Connection pools support an event interface that allows hooks to execute upon first connect, upon each new connection, and upon checkout and checkin of connections. See PoolListener for details.
Abstract base class for connection pools.
Construct a Pool.
Return a DBAPI connection from the pool.
The connection is instrumented such that when its close() method is called, the connection will be returned to the pool.
Dispose of this pool.
This method leaves the possibility of checked-out connections remaining open, It is advised to not reuse the pool once dispose() is called, and to instead use a new pool constructed by the recreate() method.
A Pool that imposes a limit on the number of open connections.
Construct a QueuePool.
A Pool that maintains one connection per thread.
Maintains one connection per each thread, never moving a connection to a thread other than the one which it was created in.
This is used for SQLite, which both does not handle multithreading by default, and also requires a singleton connection if a :memory: database is being used.
Options are the same as those of Pool, as well as:
|Parameters:||pool_size – The number of threads in which to maintain connections at once. Defaults to five.|
A Pool that allows at most one checked out connection at any given time.
This will raise an exception if more than one connection is checked out at a time. Useful for debugging code that is using more connections than desired.
A Pool which does not pool connections.
Instead it literally opens and closes the underlying DB-API connection per each connection open/close.
Reconnect-related functions such as recycle and connection invalidation are not supported by this Pool implementation, since no connections are held persistently.
A Pool of exactly one connection, used for all requests.
Reconnect-related functions such as recycle and connection invalidation (which is also used to support auto-reconnect) are not currently supported by this Pool implementation but may be implemented in a future release.
Any PEP 249 DB-API module can be “proxied” through the connection pool transparently. Usage of the DB-API is exactly as before, except the connect() method will consult the pool. Below we illustrate this with psycopg2:
import sqlalchemy.pool as pool import psycopg2 as psycopg psycopg = pool.manage(psycopg) # then connect normally connection = psycopg.connect(database='test', username='scott', password='tiger')
This produces a _DBProxy object which supports the same connect() function as the original DB-API module. Upon connection, a connection proxy object is returned, which delegates its calls to a real DB-API connection object. This connection object is stored persistently within a connection pool (an instance of Pool) that corresponds to the exact connection arguments sent to the connect() function.

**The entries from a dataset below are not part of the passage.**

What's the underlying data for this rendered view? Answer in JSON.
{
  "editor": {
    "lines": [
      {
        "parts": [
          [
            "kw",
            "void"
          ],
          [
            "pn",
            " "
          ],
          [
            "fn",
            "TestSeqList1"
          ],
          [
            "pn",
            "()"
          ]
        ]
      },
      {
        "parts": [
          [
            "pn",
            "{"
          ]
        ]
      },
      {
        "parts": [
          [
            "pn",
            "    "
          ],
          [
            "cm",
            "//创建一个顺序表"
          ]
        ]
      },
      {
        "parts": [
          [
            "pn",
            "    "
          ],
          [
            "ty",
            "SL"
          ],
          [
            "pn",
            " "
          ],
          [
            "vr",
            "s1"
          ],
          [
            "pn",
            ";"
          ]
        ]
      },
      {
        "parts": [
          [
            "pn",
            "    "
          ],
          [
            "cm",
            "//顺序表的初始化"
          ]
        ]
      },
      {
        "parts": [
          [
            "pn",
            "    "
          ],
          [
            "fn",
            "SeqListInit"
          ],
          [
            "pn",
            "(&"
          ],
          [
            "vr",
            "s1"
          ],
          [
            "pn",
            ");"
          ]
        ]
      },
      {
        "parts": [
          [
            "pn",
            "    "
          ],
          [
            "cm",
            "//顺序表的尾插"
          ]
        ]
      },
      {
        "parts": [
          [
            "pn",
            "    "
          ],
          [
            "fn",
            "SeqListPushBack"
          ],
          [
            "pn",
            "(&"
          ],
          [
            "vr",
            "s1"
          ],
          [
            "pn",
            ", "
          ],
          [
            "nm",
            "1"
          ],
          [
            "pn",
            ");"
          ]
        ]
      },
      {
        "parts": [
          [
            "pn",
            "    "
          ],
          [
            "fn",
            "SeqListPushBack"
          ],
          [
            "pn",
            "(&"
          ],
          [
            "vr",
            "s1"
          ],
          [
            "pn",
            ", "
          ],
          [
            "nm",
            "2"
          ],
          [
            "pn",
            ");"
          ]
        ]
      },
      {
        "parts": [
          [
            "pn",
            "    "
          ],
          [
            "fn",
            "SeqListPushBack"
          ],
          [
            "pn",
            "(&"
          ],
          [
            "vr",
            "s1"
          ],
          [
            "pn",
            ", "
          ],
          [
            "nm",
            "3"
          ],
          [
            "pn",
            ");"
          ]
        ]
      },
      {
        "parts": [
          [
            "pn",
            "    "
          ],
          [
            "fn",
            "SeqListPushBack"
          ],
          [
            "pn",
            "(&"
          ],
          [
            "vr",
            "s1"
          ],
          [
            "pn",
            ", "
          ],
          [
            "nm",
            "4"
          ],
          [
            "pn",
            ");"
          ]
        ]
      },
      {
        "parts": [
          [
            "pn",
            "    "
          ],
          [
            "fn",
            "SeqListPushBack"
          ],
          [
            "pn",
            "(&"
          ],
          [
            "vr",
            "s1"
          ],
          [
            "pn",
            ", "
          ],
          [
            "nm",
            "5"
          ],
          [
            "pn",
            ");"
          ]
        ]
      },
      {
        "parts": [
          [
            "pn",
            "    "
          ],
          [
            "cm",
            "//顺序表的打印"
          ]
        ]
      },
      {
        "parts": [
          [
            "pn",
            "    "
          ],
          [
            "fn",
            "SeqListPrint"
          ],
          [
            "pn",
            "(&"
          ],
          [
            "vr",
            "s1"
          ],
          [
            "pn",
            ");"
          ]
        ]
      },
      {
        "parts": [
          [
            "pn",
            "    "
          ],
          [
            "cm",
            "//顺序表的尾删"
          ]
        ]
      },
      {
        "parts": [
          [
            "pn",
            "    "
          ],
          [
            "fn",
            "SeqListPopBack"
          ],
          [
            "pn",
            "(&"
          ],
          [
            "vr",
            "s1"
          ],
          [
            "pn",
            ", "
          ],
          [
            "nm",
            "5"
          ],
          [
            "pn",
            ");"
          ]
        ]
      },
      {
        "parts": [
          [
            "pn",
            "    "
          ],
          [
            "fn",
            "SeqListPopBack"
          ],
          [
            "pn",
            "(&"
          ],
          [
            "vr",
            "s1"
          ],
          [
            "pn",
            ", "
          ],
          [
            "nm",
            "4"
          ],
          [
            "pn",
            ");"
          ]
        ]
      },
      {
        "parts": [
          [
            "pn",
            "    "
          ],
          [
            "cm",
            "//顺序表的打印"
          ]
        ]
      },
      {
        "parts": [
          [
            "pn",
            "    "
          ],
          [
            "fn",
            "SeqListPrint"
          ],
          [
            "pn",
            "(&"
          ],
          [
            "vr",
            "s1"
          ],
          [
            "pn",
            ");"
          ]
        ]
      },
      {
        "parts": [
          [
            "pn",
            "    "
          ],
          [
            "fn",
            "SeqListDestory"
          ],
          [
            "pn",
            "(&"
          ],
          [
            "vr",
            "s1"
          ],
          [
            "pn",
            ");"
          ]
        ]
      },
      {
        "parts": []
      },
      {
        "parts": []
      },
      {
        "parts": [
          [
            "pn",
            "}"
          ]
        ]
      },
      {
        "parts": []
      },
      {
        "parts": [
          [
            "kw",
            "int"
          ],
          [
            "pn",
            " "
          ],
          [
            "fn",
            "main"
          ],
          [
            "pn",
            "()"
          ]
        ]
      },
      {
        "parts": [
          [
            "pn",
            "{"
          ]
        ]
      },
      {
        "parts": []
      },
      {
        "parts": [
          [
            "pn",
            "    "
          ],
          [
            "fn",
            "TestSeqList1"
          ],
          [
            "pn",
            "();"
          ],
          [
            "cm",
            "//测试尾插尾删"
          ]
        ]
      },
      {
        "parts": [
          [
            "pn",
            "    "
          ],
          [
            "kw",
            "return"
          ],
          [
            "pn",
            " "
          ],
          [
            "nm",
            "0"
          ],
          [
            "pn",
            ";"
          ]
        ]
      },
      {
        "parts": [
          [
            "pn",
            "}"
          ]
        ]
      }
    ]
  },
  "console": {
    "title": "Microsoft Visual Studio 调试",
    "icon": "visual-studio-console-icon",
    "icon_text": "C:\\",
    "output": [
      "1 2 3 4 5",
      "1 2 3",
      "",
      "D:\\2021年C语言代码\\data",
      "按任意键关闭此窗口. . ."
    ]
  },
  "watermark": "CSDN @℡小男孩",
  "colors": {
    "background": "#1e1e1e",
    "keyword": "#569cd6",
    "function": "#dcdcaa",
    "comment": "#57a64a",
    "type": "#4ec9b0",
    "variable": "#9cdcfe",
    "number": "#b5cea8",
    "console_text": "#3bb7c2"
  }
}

The connection proxy supports all of the methods on the original connection object, most of which are proxied via __getattr__(). The close() method will return the connection to the pool, and the cursor() method will return a proxied cursor object. Both the connection proxy and the cursor proxy will also return the underlying connection to the pool after they have both been garbage collected, which is detected via weakref callbacks (__del__ is not used).
Additionally, when connections are returned to the pool, a rollback() is issued on the connection unconditionally. This is to release any locks still held by the connection that may have resulted from normal activity.
By default, the connect() method will return the same connection that is already checked out in the current thread. This allows a particular connection to be used in a given thread without needing to pass it around between functions. To disable this behavior, specify use_threadlocal=False to the manage() function.
Return a proxy for a DB-API module that automatically pools connections.
Given a DB-API 2.0 module and pool management parameters, returns a proxy for the module that will automatically pool connections, creating new connection pools for each distinct set of connection arguments sent to the decorated module’s connect() function.
Remove all current DB-API 2.0 managers.
All pools and connections are disposed.